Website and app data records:
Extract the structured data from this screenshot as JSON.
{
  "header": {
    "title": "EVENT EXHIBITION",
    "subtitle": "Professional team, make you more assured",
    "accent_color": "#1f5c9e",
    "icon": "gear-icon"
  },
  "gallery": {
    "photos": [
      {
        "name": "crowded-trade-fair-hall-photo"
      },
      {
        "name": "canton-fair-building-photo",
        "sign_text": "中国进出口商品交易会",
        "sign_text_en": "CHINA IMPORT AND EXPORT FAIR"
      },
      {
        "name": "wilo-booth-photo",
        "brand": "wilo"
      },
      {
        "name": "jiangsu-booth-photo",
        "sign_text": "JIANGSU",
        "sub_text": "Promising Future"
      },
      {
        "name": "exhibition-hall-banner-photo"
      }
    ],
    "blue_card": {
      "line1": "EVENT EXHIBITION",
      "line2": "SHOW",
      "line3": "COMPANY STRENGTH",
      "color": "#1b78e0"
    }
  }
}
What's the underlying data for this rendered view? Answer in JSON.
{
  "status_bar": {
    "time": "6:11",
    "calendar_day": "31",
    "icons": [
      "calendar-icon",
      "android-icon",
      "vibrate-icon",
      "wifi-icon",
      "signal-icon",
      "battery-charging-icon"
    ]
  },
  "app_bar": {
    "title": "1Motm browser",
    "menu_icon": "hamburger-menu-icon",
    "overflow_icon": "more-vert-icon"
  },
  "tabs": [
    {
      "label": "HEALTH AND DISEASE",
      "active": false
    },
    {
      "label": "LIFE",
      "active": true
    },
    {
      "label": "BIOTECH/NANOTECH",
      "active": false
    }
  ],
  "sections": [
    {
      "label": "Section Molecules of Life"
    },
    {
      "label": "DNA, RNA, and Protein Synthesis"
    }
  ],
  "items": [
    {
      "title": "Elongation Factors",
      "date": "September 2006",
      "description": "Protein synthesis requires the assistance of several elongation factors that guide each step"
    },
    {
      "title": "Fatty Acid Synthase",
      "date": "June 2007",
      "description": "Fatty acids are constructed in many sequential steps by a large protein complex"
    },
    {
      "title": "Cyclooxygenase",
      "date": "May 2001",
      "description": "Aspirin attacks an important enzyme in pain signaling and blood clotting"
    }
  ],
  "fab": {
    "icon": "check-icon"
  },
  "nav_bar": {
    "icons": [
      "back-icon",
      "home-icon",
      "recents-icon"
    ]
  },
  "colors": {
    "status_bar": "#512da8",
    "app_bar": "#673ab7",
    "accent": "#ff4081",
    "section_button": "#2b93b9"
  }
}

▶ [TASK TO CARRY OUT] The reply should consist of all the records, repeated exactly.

▶ [ANSWER TO THE PROBLEM]
Extract the structured data from this screenshot as JSON.
{
  "header": {
    "title": "EVENT EXHIBITION",
    "subtitle": "Professional team, make you more assured",
    "accent_color": "#1f5c9e",
    "icon": "gear-icon"
  },
  "gallery": {
    "photos": [
      {
        "name": "crowded-trade-fair-hall-photo"
      },
      {
        "name": "canton-fair-building-photo",
        "sign_text": "中国进出口商品交易会",
        "sign_text_en": "CHINA IMPORT AND EXPORT FAIR"
      },
      {
        "name": "wilo-booth-photo",
        "brand": "wilo"
      },
      {
        "name": "jiangsu-booth-photo",
        "sign_text": "JIANGSU",
        "sub_text": "Promising Future"
      },
      {
        "name": "exhibition-hall-banner-photo"
      }
    ],
    "blue_card": {
      "line1": "EVENT EXHIBITION",
      "line2": "SHOW",
      "line3": "COMPANY STRENGTH",
      "color": "#1b78e0"
    }
  }
}
What's the underlying data for this rendered view? Answer in JSON.
{
  "status_bar": {
    "time": "6:11",
    "calendar_day": "31",
    "icons": [
      "calendar-icon",
      "android-icon",
      "vibrate-icon",
      "wifi-icon",
      "signal-icon",
      "battery-charging-icon"
    ]
  },
  "app_bar": {
    "title": "1Motm browser",
    "menu_icon": "hamburger-menu-icon",
    "overflow_icon": "more-vert-icon"
  },
  "tabs": [
    {
      "label": "HEALTH AND DISEASE",
      "active": false
    },
    {
      "label": "LIFE",
      "active": true
    },
    {
      "label": "BIOTECH/NANOTECH",
      "active": false
    }
  ],
  "sections": [
    {
      "label": "Section Molecules of Life"
    },
    {
      "label": "DNA, RNA, and Protein Synthesis"
    }
  ],
  "items": [
    {
      "title": "Elongation Factors",
      "date": "September 2006",
      "description": "Protein synthesis requires the assistance of several elongation factors that guide each step"
    },
    {
      "title": "Fatty Acid Synthase",
      "date": "June 2007",
      "description": "Fatty acids are constructed in many sequential steps by a large protein complex"
    },
    {
      "title": "Cyclooxygenase",
      "date": "May 2001",
      "description": "Aspirin attacks an important enzyme in pain signaling and blood clotting"
    }
  ],
  "fab": {
    "icon": "check-icon"
  },
  "nav_bar": {
    "icons": [
      "back-icon",
      "home-icon",
      "recents-icon"
    ]
  },
  "colors": {
    "status_bar": "#512da8",
    "app_bar": "#673ab7",
    "accent": "#ff4081",
    "section_button": "#2b93b9"
  }
}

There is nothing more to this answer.